This question has received a number of good responses already and I see that one has already been checked as the best one, but I recently did a study on a list of 2,000 of the most frequent nouns in Spanish (which I subsequently whittled down to 1,800). I compiled it to answer this question:
What percentage of nouns ending in -a are masculine and what percentage of nouns ending in -o are feminine?
but in the process compiled data that may add insight to your inquiry. I can't say that what I'm about to add definitively answers your question because, for starters, I didn't look at every noun in the Spanish lexicon, but you may find it interesting, nonetheless.
First of all, I grouped these nouns into two main categories -- those that have both biological and grammatical gender (e.g., "chico") and those that have just grammatical gender (e.g., "año"). I didn't set out to study nouns that ended in -e, but thought it would be good to have a category for nouns that ended in a vowel other than -a or -o. What I discovered, among nouns with just grammatical gender, is that 97 percent of the time, if a noun does not end in -a or -o, that vowel ending is going to be -e. Only 5 words in this set of nouns ended in a vowel other than -e ("ley," "taxi," "espiritú," "menú," and "whisky").
However, to more directly answer your question:

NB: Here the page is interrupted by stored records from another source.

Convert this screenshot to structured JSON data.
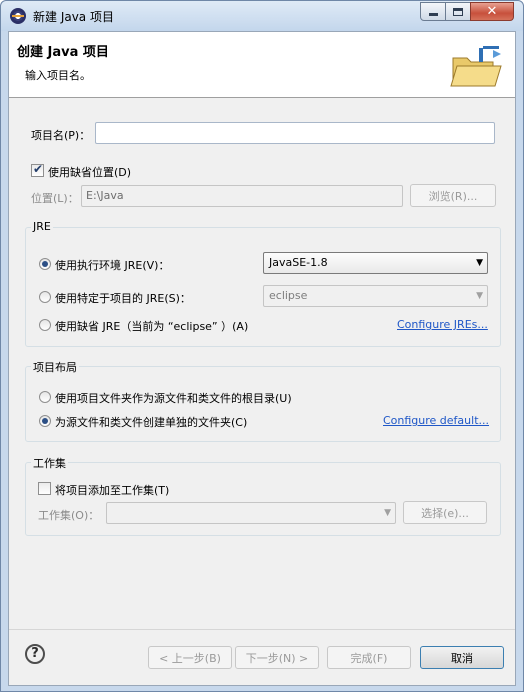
{
  "window": {
    "title": "新建 Java 项目",
    "accent_close": "#c7503c"
  },
  "header": {
    "title": "创建 Java 项目",
    "message": "输入项目名。"
  },
  "project_name": {
    "label": "项目名(P)：",
    "value": ""
  },
  "default_location": {
    "label": "使用缺省位置(D)",
    "checked": true
  },
  "location": {
    "label": "位置(L)：",
    "value": "E:\\Java",
    "browse_label": "浏览(R)..."
  },
  "jre": {
    "group_title": "JRE",
    "option_exec_env_label": "使用执行环境 JRE(V)：",
    "exec_env_value": "JavaSE-1.8",
    "option_project_jre_label": "使用特定于项目的 JRE(S)：",
    "project_jre_value": "eclipse",
    "option_default_jre_label": "使用缺省 JRE（当前为 “eclipse” ）(A)",
    "configure_link": "Configure JREs..."
  },
  "layout": {
    "group_title": "项目布局",
    "option_root_label": "使用项目文件夹作为源文件和类文件的根目录(U)",
    "option_separate_label": "为源文件和类文件创建单独的文件夹(C)",
    "configure_link": "Configure default..."
  },
  "working_set": {
    "group_title": "工作集",
    "add_label": "将项目添加至工作集(T)",
    "field_label": "工作集(O)：",
    "select_label": "选择(e)..."
  },
  "footer": {
    "back_label": "< 上一步(B)",
    "next_label": "下一步(N) >",
    "finish_label": "完成(F)",
    "cancel_label": "取消"
  },
  "icons": {
    "app": "eclipse-icon",
    "help": "help-icon",
    "banner": "new-java-project-folder-icon"
  }
}
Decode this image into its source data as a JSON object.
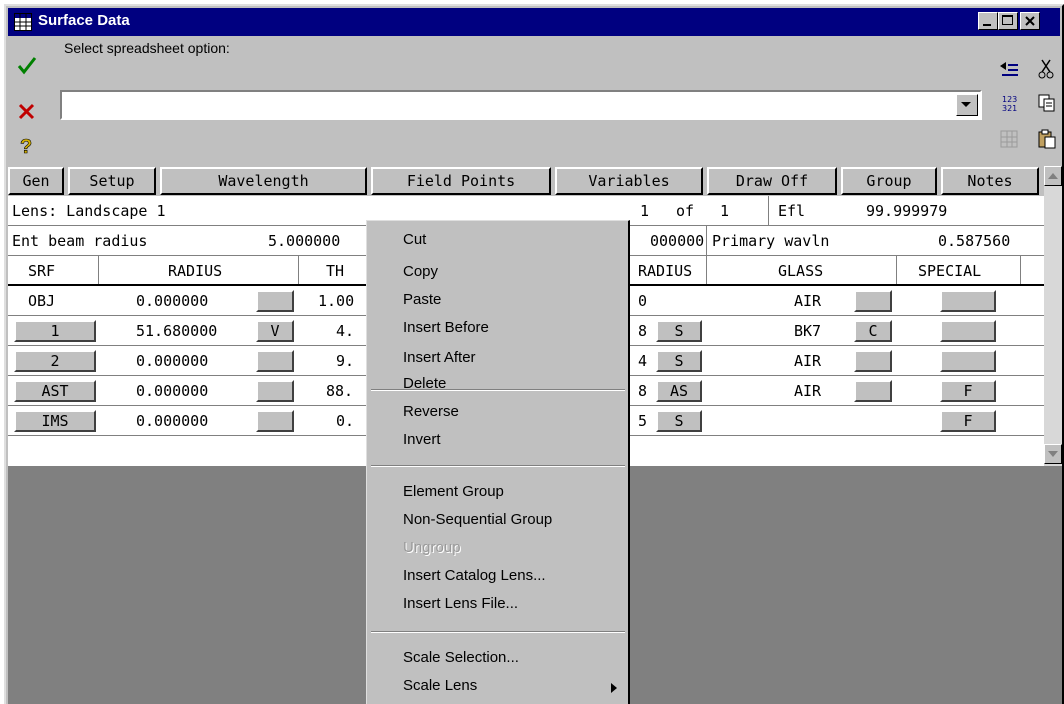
{
  "window": {
    "title": "Surface Data"
  },
  "toolbar": {
    "select_label": "Select spreadsheet option:",
    "option_value": ""
  },
  "tabs": [
    "Gen",
    "Setup",
    "Wavelength",
    "Field Points",
    "Variables",
    "Draw Off",
    "Group",
    "Notes"
  ],
  "info_row1": {
    "lens": "Lens: Landscape 1",
    "config": "1",
    "of": "of",
    "config_total": "1",
    "efl_label": "Efl",
    "efl_value": "99.999979"
  },
  "info_row2": {
    "ent_label": "Ent beam radius",
    "ent_value": "5.000000",
    "mid_value": "000000",
    "prim_label": "Primary wavln",
    "prim_value": "0.587560"
  },
  "columns": {
    "srf": "SRF",
    "radius": "RADIUS",
    "thickness": "TH",
    "ap_radius": "RADIUS",
    "glass": "GLASS",
    "special": "SPECIAL"
  },
  "rows": [
    {
      "srf": "OBJ",
      "radius": "0.000000",
      "radius_flag": "",
      "thick": "1.00",
      "ap": "0",
      "ap_flag": "",
      "glass": "AIR",
      "glass_flag": "",
      "special": ""
    },
    {
      "srf": "1",
      "radius": "51.680000",
      "radius_flag": "V",
      "thick": "4.",
      "ap": "8",
      "ap_flag": "S",
      "glass": "BK7",
      "glass_flag": "C",
      "special": ""
    },
    {
      "srf": "2",
      "radius": "0.000000",
      "radius_flag": "",
      "thick": "9.",
      "ap": "4",
      "ap_flag": "S",
      "glass": "AIR",
      "glass_flag": "",
      "special": ""
    },
    {
      "srf": "AST",
      "radius": "0.000000",
      "radius_flag": "",
      "thick": "88.",
      "ap": "8",
      "ap_flag": "AS",
      "glass": "AIR",
      "glass_flag": "",
      "special": "F"
    },
    {
      "srf": "IMS",
      "radius": "0.000000",
      "radius_flag": "",
      "thick": "0.",
      "ap": "5",
      "ap_flag": "S",
      "glass": "",
      "glass_flag": "",
      "special": "F"
    }
  ],
  "context_menu": {
    "items": [
      {
        "label": "Cut",
        "enabled": true
      },
      {
        "label": "Copy",
        "enabled": true
      },
      {
        "label": "Paste",
        "enabled": true
      },
      {
        "label": "Insert Before",
        "enabled": true
      },
      {
        "label": "Insert After",
        "enabled": true
      },
      {
        "label": "Delete",
        "enabled": true
      },
      {
        "label": "Reverse",
        "enabled": true
      },
      {
        "label": "Invert",
        "enabled": true
      },
      {
        "label": "Element Group",
        "enabled": true
      },
      {
        "label": "Non-Sequential Group",
        "enabled": true
      },
      {
        "label": "Ungroup",
        "enabled": false
      },
      {
        "label": "Insert Catalog Lens...",
        "enabled": true
      },
      {
        "label": "Insert Lens File...",
        "enabled": true
      },
      {
        "label": "Scale Selection...",
        "enabled": true
      },
      {
        "label": "Scale Lens",
        "enabled": true,
        "submenu": true
      }
    ]
  },
  "colors": {
    "titlebar": "#000080",
    "face": "#c0c0c0",
    "workspace": "#808080"
  }
}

Are the majority of words ending in e masculine or feminine?
it appears that nouns that end in -e are almost three times as likely to be masculine as they are to be feminine. I don't know how much this will help you since nouns ending in -e only appear to comprise 10 percent of nouns (across all categories -- those taking both biological and grammatical gender and those with just grammatical gender). But, if you do encounter one and need to guess, it appears that guessing that it is masculine is a good bet.
The other thing that really jumped out at me from this study of nouns appeared in the category I'll call "epicene nouns," which, linguistically, means the noun form does not change for male or female biological gender. Spanish refers to these types of nouns as "common gender" (género común) nouns. Guifa, a top contributor to this StackExchange, makes reference to this in the thread, "Origin of gender-neutral nouns ...” Examples of this include "artista," "turista," and "estudiante." For more examples, visit "Double-gendered nouns with equivalent meaning (género común)." Male and female are identified by the inclusion of an article (e.g., "el artista" for a male artist and "la artista" for a female artist) or descriptive adjective (e.g., "artista talentoso" would be referring to a male artist). What was surprising to me about this category was how many of these types of words end in neither -a (only 35%) nor -o (only 15%), but -e (63%). Then again, with so many nouns ending in -a being of feminine gender and so many of those ending in -o being of masculine, perhaps the letter -e is something of a logical choice for gender neutrality in noun forms. In other words, it should have actually seemed more surprising if the majority of these ended in -a or -o since the noun itself applies to both male and female.
EDIT: I learned even later that epicene nouns are NOT the same as common gender nouns. Please see guifa's comment below for clarification. For the record, my study lumped both epicene nouns and common gender nouns together, but I believe only two were true epicenes -- "la víctima" and "el miembro." I am not certain whether or not "el bebé" and "la mascota" are also considered epicene nouns. I am assuming "la persona" is another of these epicene nouns, but I scrubbed it from the list, uncertain of which category it should belong to. Does anyone reading this know of a good, comprehensive listing of epicene nouns? I think this would be immensely helpful to a student trying to go from the beginning level to the intermediate or advanced.